# [TO DO]
Every entry below should be written out exactly, and no image should appear.

=== Begin Enclosure ===

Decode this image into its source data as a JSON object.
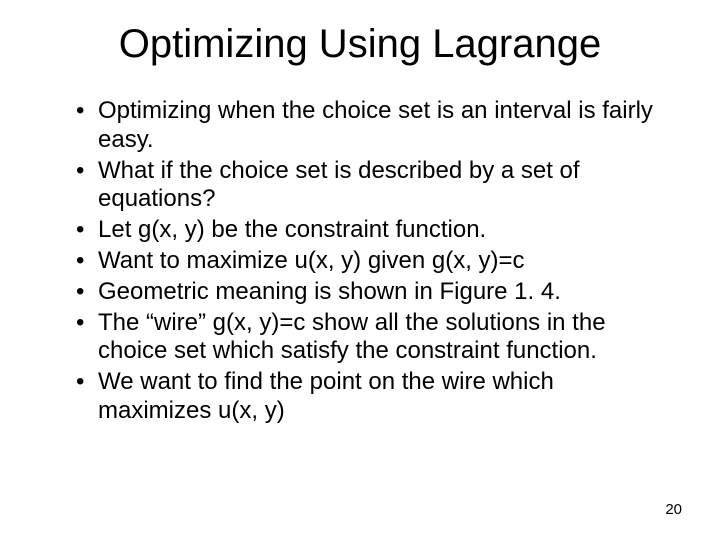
{
  "title": "Optimizing Using Lagrange",
  "bullets": [
    "Optimizing when the choice set is an interval is fairly easy.",
    "What if the choice set is described by a set of equations?",
    "Let g(x, y) be the constraint function.",
    "Want to maximize u(x, y) given g(x, y)=c",
    "Geometric meaning is shown in Figure 1. 4.",
    "The “wire” g(x, y)=c show all the solutions in the choice set which satisfy the constraint function.",
    "We want to find the point on the wire which maximizes u(x, y)"
  ],
  "page_number": "20"
}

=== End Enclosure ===

# [YOUR RESPONSE]
Decode this image into its source data as a JSON object.
{
  "title": "Optimizing Using Lagrange",
  "bullets": [
    "Optimizing when the choice set is an interval is fairly easy.",
    "What if the choice set is described by a set of equations?",
    "Let g(x, y) be the constraint function.",
    "Want to maximize u(x, y) given g(x, y)=c",
    "Geometric meaning is shown in Figure 1. 4.",
    "The “wire” g(x, y)=c show all the solutions in the choice set which satisfy the constraint function.",
    "We want to find the point on the wire which maximizes u(x, y)"
  ],
  "page_number": "20"
}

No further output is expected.